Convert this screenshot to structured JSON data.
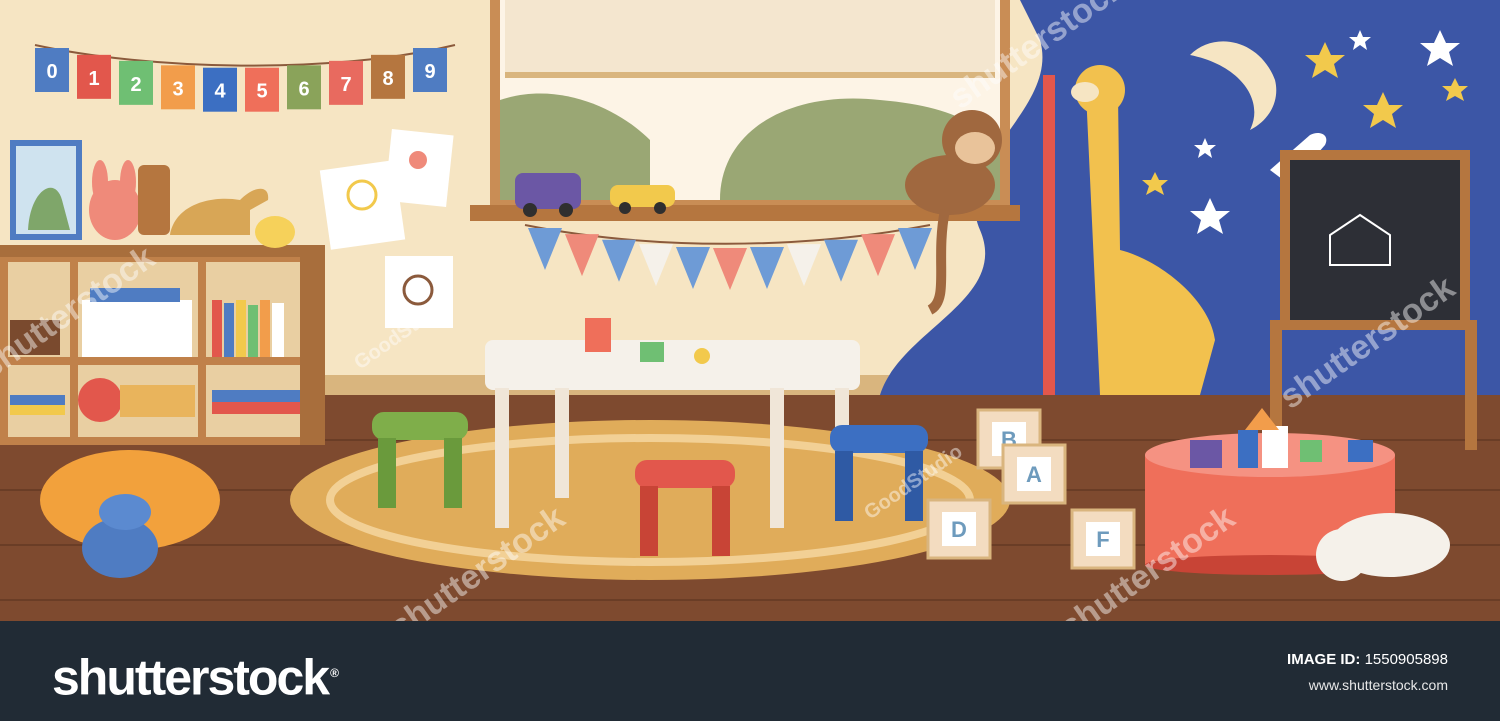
{
  "footer": {
    "logo_text": "shutterstock",
    "image_id_label": "IMAGE ID:",
    "image_id_value": "1550905898",
    "site_url": "www.shutterstock.com"
  },
  "watermarks": {
    "brand": "shutterstock",
    "author": "GoodStudio"
  },
  "bunting_digits": [
    "0",
    "1",
    "2",
    "3",
    "4",
    "5",
    "6",
    "7",
    "8",
    "9"
  ],
  "blocks": [
    "B",
    "A",
    "D",
    "F"
  ],
  "colors": {
    "wall": "#f6e5c3",
    "night_wall": "#3c56a6",
    "floor": "#7e4a2f",
    "footer": "#212b35"
  }
}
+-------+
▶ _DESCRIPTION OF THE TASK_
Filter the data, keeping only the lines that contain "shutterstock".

▶ _EXERCISE OUTPUT_
    "logo_text": "shutterstock",
    "site_url": "www.shutterstock.com"
    "brand": "shutterstock",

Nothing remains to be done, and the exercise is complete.